Every line in the data below that has the word "title" should be returned.

- **SOURCE MATERIAL**
Start of Block

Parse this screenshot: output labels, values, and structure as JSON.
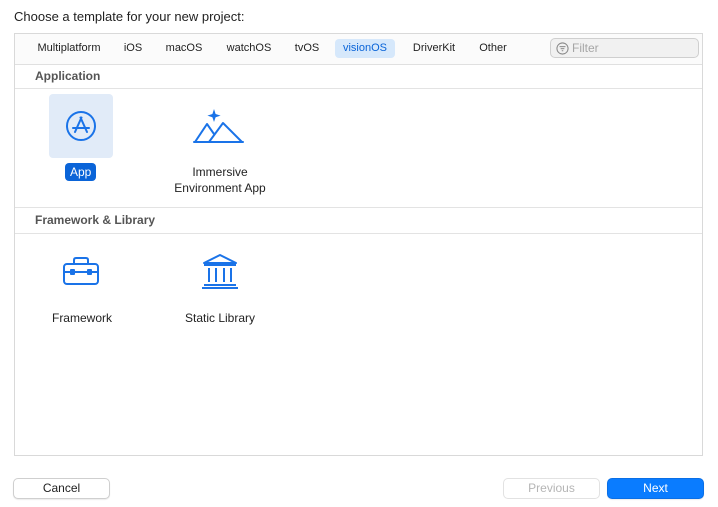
{
  "header": {
    "title": "Choose a template for your new project:"
  },
  "tabs": [
    {
      "label": "Multiplatform",
      "selected": false
    },
    {
      "label": "iOS",
      "selected": false
    },
    {
      "label": "macOS",
      "selected": false
    },
    {
      "label": "watchOS",
      "selected": false
    },
    {
      "label": "tvOS",
      "selected": false
    },
    {
      "label": "visionOS",
      "selected": true
    },
    {
      "label": "DriverKit",
      "selected": false
    },
    {
      "label": "Other",
      "selected": false
    }
  ],
  "filter": {
    "placeholder": "Filter",
    "value": "",
    "icon": "filter-icon"
  },
  "sections": [
    {
      "title": "Application",
      "templates": [
        {
          "label": "App",
          "icon": "app-store-icon",
          "selected": true
        },
        {
          "label": "Immersive Environment App",
          "label_lines": [
            "Immersive",
            "Environment App"
          ],
          "icon": "mountains-sparkle-icon",
          "selected": false
        }
      ]
    },
    {
      "title": "Framework & Library",
      "templates": [
        {
          "label": "Framework",
          "icon": "toolbox-icon",
          "selected": false
        },
        {
          "label": "Static Library",
          "icon": "building-columns-icon",
          "selected": false
        }
      ]
    }
  ],
  "buttons": {
    "cancel": "Cancel",
    "previous": "Previous",
    "previous_enabled": false,
    "next": "Next"
  },
  "colors": {
    "accent": "#0a64d8",
    "primary_button": "#0a7cff",
    "selected_tab_bg": "#d6e8fb",
    "icon_blue": "#1a73e8"
  }
}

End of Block

- **SOLVED EXERCISE**
    "title": "Choose a template for your new project:"
      "title": "Application",
      "title": "Framework & Library",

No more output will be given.